Flounder, while still exiting the bay, can possibly provide a late bite any time water clarity improves. In the interim, try near shore wrecks. The wrecks hold numbers of flatfish up to and over 7-lb. citations. Mouth of the Bay channel edges and the High Rise Bridge area can also be worth exploring.
Capt. Skip Feller with an impressive tautog
Find rock rubble, wrecks or tunnel pilings and you will find tautog and sheepshead. Tautog fishing has improved in direct lockstep with falling water temperatures. Anglers soaking crab have returned with plenty of tautog and some sheepshead. Green, fiddler and blue crabs will get you in the game. Bay tautog are averaging 4 to 5 lbs. with limits not hard to find.
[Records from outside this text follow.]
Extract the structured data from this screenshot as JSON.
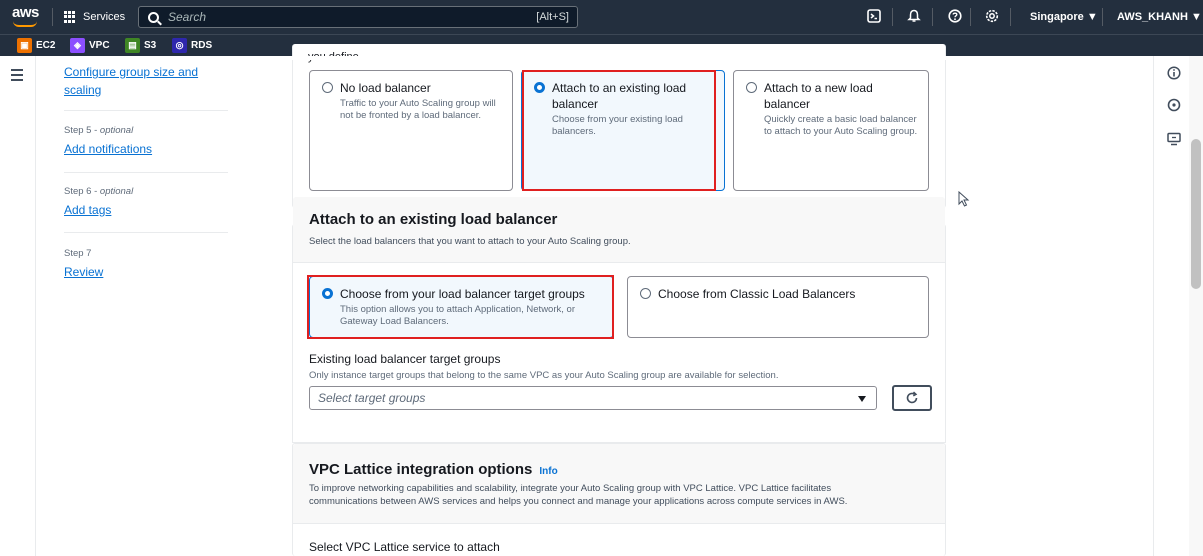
{
  "topnav": {
    "logo": "aws",
    "services_label": "Services",
    "search_placeholder": "Search",
    "search_shortcut": "[Alt+S]",
    "region": "Singapore ▼",
    "account": "AWS_KHANH ▼"
  },
  "favorites": [
    {
      "label": "EC2",
      "color": "#ed7100"
    },
    {
      "label": "VPC",
      "color": "#8c4fff"
    },
    {
      "label": "S3",
      "color": "#3f8624"
    },
    {
      "label": "RDS",
      "color": "#2e27ad"
    }
  ],
  "steps": {
    "step4_link_line1": "Configure group size and",
    "step4_link_line2": "scaling",
    "step5_label": "Step 5 - ",
    "step5_optional": "optional",
    "step5_link": "Add notifications",
    "step6_label": "Step 6 - ",
    "step6_optional": "optional",
    "step6_link": "Add tags",
    "step7_label": "Step 7",
    "step7_link": "Review"
  },
  "load_balancing": {
    "cut_off_text": "you define.",
    "options": [
      {
        "title": "No load balancer",
        "desc": "Traffic to your Auto Scaling group will not be fronted by a load balancer.",
        "selected": false
      },
      {
        "title": "Attach to an existing load balancer",
        "desc": "Choose from your existing load balancers.",
        "selected": true
      },
      {
        "title": "Attach to a new load balancer",
        "desc": "Quickly create a basic load balancer to attach to your Auto Scaling group.",
        "selected": false
      }
    ]
  },
  "existing_lb": {
    "title": "Attach to an existing load balancer",
    "desc": "Select the load balancers that you want to attach to your Auto Scaling group.",
    "options": [
      {
        "title": "Choose from your load balancer target groups",
        "desc": "This option allows you to attach Application, Network, or Gateway Load Balancers.",
        "selected": true
      },
      {
        "title": "Choose from Classic Load Balancers",
        "desc": "",
        "selected": false
      }
    ],
    "field_label": "Existing load balancer target groups",
    "field_desc": "Only instance target groups that belong to the same VPC as your Auto Scaling group are available for selection.",
    "select_placeholder": "Select target groups"
  },
  "vpc_lattice": {
    "title": "VPC Lattice integration options",
    "info": "Info",
    "desc_line1": "To improve networking capabilities and scalability, integrate your Auto Scaling group with VPC Lattice. VPC Lattice facilitates",
    "desc_line2": "communications between AWS services and helps you connect and manage your applications across compute services in AWS.",
    "field_label": "Select VPC Lattice service to attach"
  }
}
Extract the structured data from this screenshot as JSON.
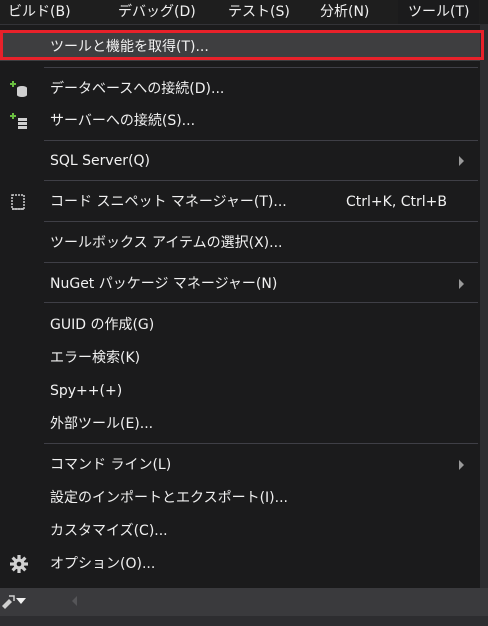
{
  "menubar": {
    "items": [
      {
        "label": "ビルド(B)"
      },
      {
        "label": "デバッグ(D)"
      },
      {
        "label": "テスト(S)"
      },
      {
        "label": "分析(N)"
      },
      {
        "label": "ツール(T)"
      }
    ]
  },
  "tools_menu": {
    "items": [
      {
        "label": "ツールと機能を取得(T)...",
        "highlighted": true
      },
      {
        "label": "データベースへの接続(D)...",
        "icon": "database-connect-icon"
      },
      {
        "label": "サーバーへの接続(S)...",
        "icon": "server-connect-icon"
      },
      {
        "label": "SQL Server(Q)",
        "submenu": true
      },
      {
        "label": "コード スニペット マネージャー(T)...",
        "shortcut": "Ctrl+K, Ctrl+B",
        "icon": "code-snippet-icon"
      },
      {
        "label": "ツールボックス アイテムの選択(X)..."
      },
      {
        "label": "NuGet パッケージ マネージャー(N)",
        "submenu": true
      },
      {
        "label": "GUID の作成(G)"
      },
      {
        "label": "エラー検索(K)"
      },
      {
        "label": "Spy++(+)"
      },
      {
        "label": "外部ツール(E)..."
      },
      {
        "label": "コマンド ライン(L)",
        "submenu": true
      },
      {
        "label": "設定のインポートとエクスポート(I)..."
      },
      {
        "label": "カスタマイズ(C)..."
      },
      {
        "label": "オプション(O)...",
        "icon": "gear-icon"
      }
    ]
  },
  "colors": {
    "highlight_border": "#e8212a",
    "menu_background": "#1b1b1c",
    "hover_background": "#3e3e40"
  }
}
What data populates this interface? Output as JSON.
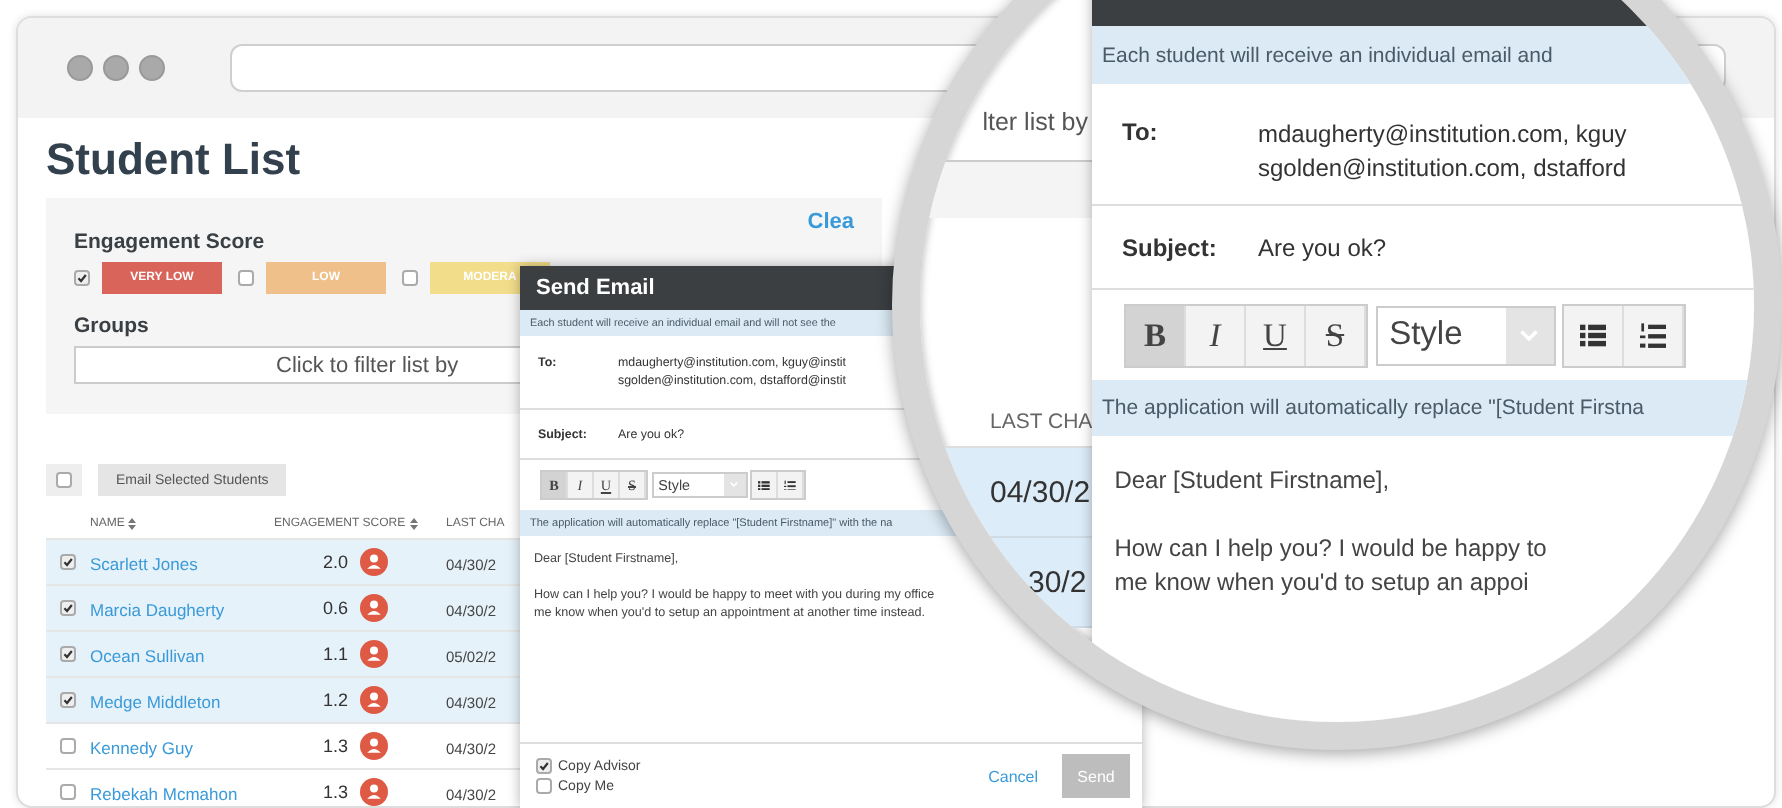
{
  "page": {
    "title": "Student List",
    "clear_link": "Clea",
    "engagement": {
      "label": "Engagement Score",
      "levels": [
        {
          "label": "VERY LOW",
          "checked": true,
          "color": "#d9645a"
        },
        {
          "label": "LOW",
          "checked": false,
          "color": "#efc089"
        },
        {
          "label": "MODERA",
          "checked": false,
          "color": "#f2dd8a"
        }
      ]
    },
    "groups": {
      "label": "Groups",
      "prompt": "Click to filter list by"
    },
    "select_all": {
      "checked": false
    },
    "email_button": "Email Selected Students",
    "table": {
      "columns": [
        {
          "label": "NAME",
          "sortable": true
        },
        {
          "label": "ENGAGEMENT SCORE",
          "sortable": true
        },
        {
          "label": "LAST CHA",
          "sortable": false
        }
      ],
      "rows": [
        {
          "name": "Scarlett Jones",
          "score": "2.0",
          "date": "04/30/2",
          "checked": true
        },
        {
          "name": "Marcia Daugherty",
          "score": "0.6",
          "date": "04/30/2",
          "checked": true
        },
        {
          "name": "Ocean Sullivan",
          "score": "1.1",
          "date": "05/02/2",
          "checked": true
        },
        {
          "name": "Medge Middleton",
          "score": "1.2",
          "date": "04/30/2",
          "checked": true
        },
        {
          "name": "Kennedy Guy",
          "score": "1.3",
          "date": "04/30/2",
          "checked": false
        },
        {
          "name": "Rebekah Mcmahon",
          "score": "1.3",
          "date": "04/30/2",
          "checked": false
        }
      ]
    }
  },
  "send_email_dialog": {
    "title": "Send Email",
    "notice": "Each student will receive an individual email and will not see the",
    "to_label": "To:",
    "recipients": [
      "mdaugherty@institution.com, kguy@instit",
      "sgolden@institution.com, dstafford@instit"
    ],
    "subject_label": "Subject:",
    "subject": "Are you ok?",
    "format_buttons": [
      {
        "label": "B",
        "kind": "bold",
        "selected": true
      },
      {
        "label": "I",
        "kind": "italic",
        "selected": false
      },
      {
        "label": "U",
        "kind": "underline",
        "selected": false
      },
      {
        "label": "S",
        "kind": "strike",
        "selected": false
      }
    ],
    "style_select": "Style",
    "replace_notice": "The application will automatically replace \"[Student Firstname]\" with the na",
    "body": [
      "Dear [Student Firstname],",
      "How can I help you? I would be happy to meet with you during my office",
      "me know when you'd to setup an appointment at another time instead."
    ],
    "options": [
      {
        "label": "Copy Advisor",
        "checked": true
      },
      {
        "label": "Copy Me",
        "checked": false
      }
    ],
    "cancel": "Cancel",
    "send": {
      "label": "Send",
      "disabled": true
    }
  },
  "magnifier": {
    "page": {
      "filter_text": "lter list by",
      "column": "LAST CHA",
      "dates": [
        "04/30/2",
        "30/2"
      ]
    },
    "dialog": {
      "notice": "Each student will receive an individual email and",
      "to_label": "To:",
      "recipients": [
        "mdaugherty@institution.com, kguy",
        "sgolden@institution.com, dstafford"
      ],
      "subject_label": "Subject:",
      "subject": "Are you ok?",
      "format_buttons": [
        {
          "label": "B",
          "kind": "bold",
          "selected": true
        },
        {
          "label": "I",
          "kind": "italic",
          "selected": false
        },
        {
          "label": "U",
          "kind": "underline",
          "selected": false
        },
        {
          "label": "S",
          "kind": "strike",
          "selected": false
        }
      ],
      "style_select": "Style",
      "replace_notice": "The application will automatically replace \"[Student Firstna",
      "body": [
        "Dear [Student Firstname],",
        "How can I help you? I would be happy to",
        "me know when you'd to setup an appoi"
      ]
    }
  }
}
In addition to flounder and tautog, mid-depth and offshore wrecks are holding sea bass, triggerfish, and bluefish. Most triggers average 4 lbs. with one citation triggerfish registering 4 lb. 8 oz. Sea bass are averaging 5 lbs. with one of the largest catches weighing 5 lb. 10 oz. A most exciting way to sample wrecks for blues is to place live bait on a float rig. If bluefish are there, you won’t have long to wait!
Private and charter boats running south from Rudee Inlet are intercepting a variety of tuna including yellowfin, bigeye, false albacore and blackfin. Although dolphin appear to be declining and white marlin finished for the season, several boats have returned with multiple wahoo catches up to 60 lbs, including one boat with four wahoo! Troll Sea Witch ballyhoo baits on wire leaders for wahoo.
Golden tilefish, blueline tilefish, barrelfish, yellow bellied rosefish, wreck fish and large sea bass are all available to deep-drop fishermen. The best way to enjoy this fishery is to make a reservation on a large, long- range Virginia Beach head boat. Why not let a highly experienced captain take you right to the fish!
Fresh rosefish taste even better than they look!
Golden tilefish from a 2013 deep-drop trip
Inlets & Surf: Norfolk spot and red drum
Chesapeake Bay: Striped bass and tautog
Offshore Wrecks: Blueline tilefish
Noteworthy Catches: Red drum release citations
WAHOO & a tag-along tuna
See you on the water! Tight lines and hard strike to all, Capt. Mike